__Exercise__
Each line of the data has to be written out again exactly as shown.
::: Data to process
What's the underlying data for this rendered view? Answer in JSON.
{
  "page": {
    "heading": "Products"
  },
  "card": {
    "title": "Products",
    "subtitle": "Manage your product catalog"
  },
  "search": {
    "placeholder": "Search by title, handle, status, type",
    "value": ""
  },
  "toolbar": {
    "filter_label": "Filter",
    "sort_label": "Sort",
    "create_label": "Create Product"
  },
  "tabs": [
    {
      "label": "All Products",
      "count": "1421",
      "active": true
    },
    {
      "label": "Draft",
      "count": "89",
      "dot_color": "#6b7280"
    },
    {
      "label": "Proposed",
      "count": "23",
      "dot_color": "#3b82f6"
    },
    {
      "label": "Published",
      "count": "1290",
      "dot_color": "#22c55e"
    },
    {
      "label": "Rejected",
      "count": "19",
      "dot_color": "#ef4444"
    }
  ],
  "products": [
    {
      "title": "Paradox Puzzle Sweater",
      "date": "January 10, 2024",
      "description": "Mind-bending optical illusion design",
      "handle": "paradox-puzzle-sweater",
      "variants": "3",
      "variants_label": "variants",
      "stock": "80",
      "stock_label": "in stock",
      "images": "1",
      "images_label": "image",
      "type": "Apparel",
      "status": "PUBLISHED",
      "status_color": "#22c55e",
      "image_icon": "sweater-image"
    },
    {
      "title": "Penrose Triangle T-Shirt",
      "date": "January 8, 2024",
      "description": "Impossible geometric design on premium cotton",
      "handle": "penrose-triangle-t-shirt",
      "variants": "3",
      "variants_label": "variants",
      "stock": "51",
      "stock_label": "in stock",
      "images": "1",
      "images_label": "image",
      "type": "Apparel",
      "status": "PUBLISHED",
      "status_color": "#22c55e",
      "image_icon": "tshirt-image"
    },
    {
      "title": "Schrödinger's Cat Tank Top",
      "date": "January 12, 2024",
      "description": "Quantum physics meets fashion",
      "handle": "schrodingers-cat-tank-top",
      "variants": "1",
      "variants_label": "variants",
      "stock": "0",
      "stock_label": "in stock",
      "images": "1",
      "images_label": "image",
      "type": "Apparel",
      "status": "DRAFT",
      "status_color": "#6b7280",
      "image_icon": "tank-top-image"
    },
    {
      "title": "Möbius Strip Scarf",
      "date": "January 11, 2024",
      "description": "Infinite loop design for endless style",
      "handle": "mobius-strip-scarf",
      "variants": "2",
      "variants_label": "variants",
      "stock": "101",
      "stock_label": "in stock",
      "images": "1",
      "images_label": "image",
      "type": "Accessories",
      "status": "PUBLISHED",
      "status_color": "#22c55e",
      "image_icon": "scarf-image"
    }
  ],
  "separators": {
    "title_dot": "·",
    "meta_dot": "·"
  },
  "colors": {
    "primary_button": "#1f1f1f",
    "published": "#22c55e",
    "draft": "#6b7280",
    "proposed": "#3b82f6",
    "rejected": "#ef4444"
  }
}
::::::
__Answer to this task__
What's the underlying data for this rendered view? Answer in JSON.
{
  "page": {
    "heading": "Products"
  },
  "card": {
    "title": "Products",
    "subtitle": "Manage your product catalog"
  },
  "search": {
    "placeholder": "Search by title, handle, status, type",
    "value": ""
  },
  "toolbar": {
    "filter_label": "Filter",
    "sort_label": "Sort",
    "create_label": "Create Product"
  },
  "tabs": [
    {
      "label": "All Products",
      "count": "1421",
      "active": true
    },
    {
      "label": "Draft",
      "count": "89",
      "dot_color": "#6b7280"
    },
    {
      "label": "Proposed",
      "count": "23",
      "dot_color": "#3b82f6"
    },
    {
      "label": "Published",
      "count": "1290",
      "dot_color": "#22c55e"
    },
    {
      "label": "Rejected",
      "count": "19",
      "dot_color": "#ef4444"
    }
  ],
  "products": [
    {
      "title": "Paradox Puzzle Sweater",
      "date": "January 10, 2024",
      "description": "Mind-bending optical illusion design",
      "handle": "paradox-puzzle-sweater",
      "variants": "3",
      "variants_label": "variants",
      "stock": "80",
      "stock_label": "in stock",
      "images": "1",
      "images_label": "image",
      "type": "Apparel",
      "status": "PUBLISHED",
      "status_color": "#22c55e",
      "image_icon": "sweater-image"
    },
    {
      "title": "Penrose Triangle T-Shirt",
      "date": "January 8, 2024",
      "description": "Impossible geometric design on premium cotton",
      "handle": "penrose-triangle-t-shirt",
      "variants": "3",
      "variants_label": "variants",
      "stock": "51",
      "stock_label": "in stock",
      "images": "1",
      "images_label": "image",
      "type": "Apparel",
      "status": "PUBLISHED",
      "status_color": "#22c55e",
      "image_icon": "tshirt-image"
    },
    {
      "title": "Schrödinger's Cat Tank Top",
      "date": "January 12, 2024",
      "description": "Quantum physics meets fashion",
      "handle": "schrodingers-cat-tank-top",
      "variants": "1",
      "variants_label": "variants",
      "stock": "0",
      "stock_label": "in stock",
      "images": "1",
      "images_label": "image",
      "type": "Apparel",
      "status": "DRAFT",
      "status_color": "#6b7280",
      "image_icon": "tank-top-image"
    },
    {
      "title": "Möbius Strip Scarf",
      "date": "January 11, 2024",
      "description": "Infinite loop design for endless style",
      "handle": "mobius-strip-scarf",
      "variants": "2",
      "variants_label": "variants",
      "stock": "101",
      "stock_label": "in stock",
      "images": "1",
      "images_label": "image",
      "type": "Accessories",
      "status": "PUBLISHED",
      "status_color": "#22c55e",
      "image_icon": "scarf-image"
    }
  ],
  "separators": {
    "title_dot": "·",
    "meta_dot": "·"
  },
  "colors": {
    "primary_button": "#1f1f1f",
    "published": "#22c55e",
    "draft": "#6b7280",
    "proposed": "#3b82f6",
    "rejected": "#ef4444"
  }
}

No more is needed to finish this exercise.